There had been improvisational and sketch comedy ensembles before Saturday Night Live (SNL) debuted in 1975, including the venerable Second City, Monty Python, the Goon Show, the Goodies, the Proposition, Firesign Theatre, and the Groundlings (from which sprang Laraine Newman), but none have had the longevity or wide-ranging cultural impact of SNL. What set SNL apart was the breadth and depth of the show’s on- and off-screen talents, combined with a determination to bring risky, youth-oriented “alternative comedy” to a mass audience. SNL is now entering its 43rd season, and the original cast – Newman, John Belushi, Dan Aykroyd, Gilda Radner, Jane Curtin, Chevy Chase, and Garrett Morris – have become the stuff of legend.
Newman had theater experience at an early age and studied mime in Paris with Marcel Marceau, but she notes that it was her work with the Groundlings that provided the best possible preparation for SNL, a show in which scripts were sometimes treated more as useful suggestions than as holy writ. However much the cast would occasionally stray from the prepared text, though, they appreciated the writers’ work; not surprising, considering that several cast members were established comedy writers themselves. As a performer Newman worked closely with the writers and fellow cast members in developing skits and signature characters.
Following her five-year stint on SNL Newman has maintained a busy film and television career in both leading and supporting roles, and is a prominent voice artist on television and in animated features. She’s also a writer and editor who regularly contributes to several online publications, including McSweeney’s, the Atlantic Online, and Huffington Post.

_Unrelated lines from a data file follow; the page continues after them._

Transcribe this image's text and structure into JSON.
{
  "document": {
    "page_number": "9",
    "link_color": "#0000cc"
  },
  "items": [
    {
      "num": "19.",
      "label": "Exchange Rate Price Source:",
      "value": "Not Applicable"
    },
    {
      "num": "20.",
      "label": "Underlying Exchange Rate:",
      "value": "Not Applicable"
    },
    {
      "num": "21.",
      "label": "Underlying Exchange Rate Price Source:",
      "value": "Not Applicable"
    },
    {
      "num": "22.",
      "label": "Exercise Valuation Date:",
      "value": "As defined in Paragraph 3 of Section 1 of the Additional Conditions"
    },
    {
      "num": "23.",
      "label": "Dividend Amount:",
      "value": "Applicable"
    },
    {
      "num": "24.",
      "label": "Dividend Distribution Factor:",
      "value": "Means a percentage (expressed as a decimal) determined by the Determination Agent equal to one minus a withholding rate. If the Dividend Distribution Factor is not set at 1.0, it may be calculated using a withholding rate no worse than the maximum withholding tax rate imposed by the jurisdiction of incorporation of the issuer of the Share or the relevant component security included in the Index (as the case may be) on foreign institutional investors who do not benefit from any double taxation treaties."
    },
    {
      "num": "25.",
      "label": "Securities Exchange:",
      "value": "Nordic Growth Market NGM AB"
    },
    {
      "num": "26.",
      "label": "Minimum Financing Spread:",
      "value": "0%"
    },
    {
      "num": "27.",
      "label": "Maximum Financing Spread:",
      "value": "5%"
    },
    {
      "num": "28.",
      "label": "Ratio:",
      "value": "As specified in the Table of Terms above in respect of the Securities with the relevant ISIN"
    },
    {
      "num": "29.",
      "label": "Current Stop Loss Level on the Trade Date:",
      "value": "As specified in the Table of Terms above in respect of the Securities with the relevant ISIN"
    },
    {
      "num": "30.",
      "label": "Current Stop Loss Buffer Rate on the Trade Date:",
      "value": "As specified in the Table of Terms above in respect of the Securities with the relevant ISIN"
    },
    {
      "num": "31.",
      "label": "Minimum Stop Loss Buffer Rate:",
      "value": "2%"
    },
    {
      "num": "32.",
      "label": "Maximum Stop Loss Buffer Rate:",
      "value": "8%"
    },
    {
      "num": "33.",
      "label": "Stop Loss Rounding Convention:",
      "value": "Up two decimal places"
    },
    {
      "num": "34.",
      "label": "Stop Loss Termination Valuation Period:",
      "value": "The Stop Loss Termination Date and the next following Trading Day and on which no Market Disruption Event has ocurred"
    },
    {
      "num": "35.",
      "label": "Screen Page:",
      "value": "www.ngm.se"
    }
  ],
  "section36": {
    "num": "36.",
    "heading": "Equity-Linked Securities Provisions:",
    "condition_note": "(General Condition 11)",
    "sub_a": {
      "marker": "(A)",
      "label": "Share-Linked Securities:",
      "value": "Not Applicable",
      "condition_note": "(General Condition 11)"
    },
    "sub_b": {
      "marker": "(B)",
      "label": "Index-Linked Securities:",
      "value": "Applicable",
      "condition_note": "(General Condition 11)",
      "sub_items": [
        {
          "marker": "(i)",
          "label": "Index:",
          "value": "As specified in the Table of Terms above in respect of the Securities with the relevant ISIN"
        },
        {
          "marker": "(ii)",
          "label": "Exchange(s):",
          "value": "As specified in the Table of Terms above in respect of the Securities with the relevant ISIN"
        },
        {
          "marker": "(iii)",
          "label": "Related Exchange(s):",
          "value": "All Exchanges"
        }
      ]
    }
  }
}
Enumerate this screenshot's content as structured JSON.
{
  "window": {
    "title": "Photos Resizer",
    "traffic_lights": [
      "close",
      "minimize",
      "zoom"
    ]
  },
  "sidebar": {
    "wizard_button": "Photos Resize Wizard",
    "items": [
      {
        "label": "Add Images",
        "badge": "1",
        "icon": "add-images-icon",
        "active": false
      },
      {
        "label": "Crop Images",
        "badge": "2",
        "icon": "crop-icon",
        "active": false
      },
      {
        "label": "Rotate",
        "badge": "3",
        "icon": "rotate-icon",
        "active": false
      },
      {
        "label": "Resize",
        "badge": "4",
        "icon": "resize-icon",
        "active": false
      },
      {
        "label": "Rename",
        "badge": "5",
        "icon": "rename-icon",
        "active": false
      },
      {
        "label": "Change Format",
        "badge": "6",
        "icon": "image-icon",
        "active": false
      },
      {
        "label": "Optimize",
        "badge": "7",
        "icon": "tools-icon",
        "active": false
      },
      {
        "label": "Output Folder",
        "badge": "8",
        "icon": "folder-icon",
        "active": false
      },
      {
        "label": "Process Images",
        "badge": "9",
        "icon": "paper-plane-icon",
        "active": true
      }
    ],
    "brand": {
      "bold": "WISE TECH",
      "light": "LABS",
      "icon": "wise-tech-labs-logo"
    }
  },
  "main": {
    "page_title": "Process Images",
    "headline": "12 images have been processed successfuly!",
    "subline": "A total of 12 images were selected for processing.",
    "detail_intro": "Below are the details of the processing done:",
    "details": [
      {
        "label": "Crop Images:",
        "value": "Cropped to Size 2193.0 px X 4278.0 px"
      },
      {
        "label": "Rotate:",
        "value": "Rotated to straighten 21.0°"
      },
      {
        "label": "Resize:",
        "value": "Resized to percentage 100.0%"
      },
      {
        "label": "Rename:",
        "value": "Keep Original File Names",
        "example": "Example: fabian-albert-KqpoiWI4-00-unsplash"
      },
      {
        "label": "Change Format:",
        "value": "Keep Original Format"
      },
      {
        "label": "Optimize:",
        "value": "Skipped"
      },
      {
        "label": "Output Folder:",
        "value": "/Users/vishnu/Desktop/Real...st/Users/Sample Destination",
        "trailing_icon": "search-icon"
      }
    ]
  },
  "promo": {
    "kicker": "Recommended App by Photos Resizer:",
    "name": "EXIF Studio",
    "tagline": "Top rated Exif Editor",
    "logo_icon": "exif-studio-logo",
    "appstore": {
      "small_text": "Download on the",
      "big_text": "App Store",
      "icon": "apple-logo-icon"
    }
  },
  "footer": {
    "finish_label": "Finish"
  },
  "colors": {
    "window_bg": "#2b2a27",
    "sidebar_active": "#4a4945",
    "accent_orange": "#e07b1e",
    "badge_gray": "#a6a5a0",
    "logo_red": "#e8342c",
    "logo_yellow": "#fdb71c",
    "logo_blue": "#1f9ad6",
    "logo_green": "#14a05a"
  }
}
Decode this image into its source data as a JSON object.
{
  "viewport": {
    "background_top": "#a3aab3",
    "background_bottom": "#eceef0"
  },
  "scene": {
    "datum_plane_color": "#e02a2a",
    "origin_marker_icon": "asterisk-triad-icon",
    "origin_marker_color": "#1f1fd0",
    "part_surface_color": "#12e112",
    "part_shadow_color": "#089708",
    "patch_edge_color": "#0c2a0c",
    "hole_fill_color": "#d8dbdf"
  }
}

When asked what advice she would offer to aspiring writers and performers, Newman’s response is succinct: “Read a book. Make a compendium. Do things differently.”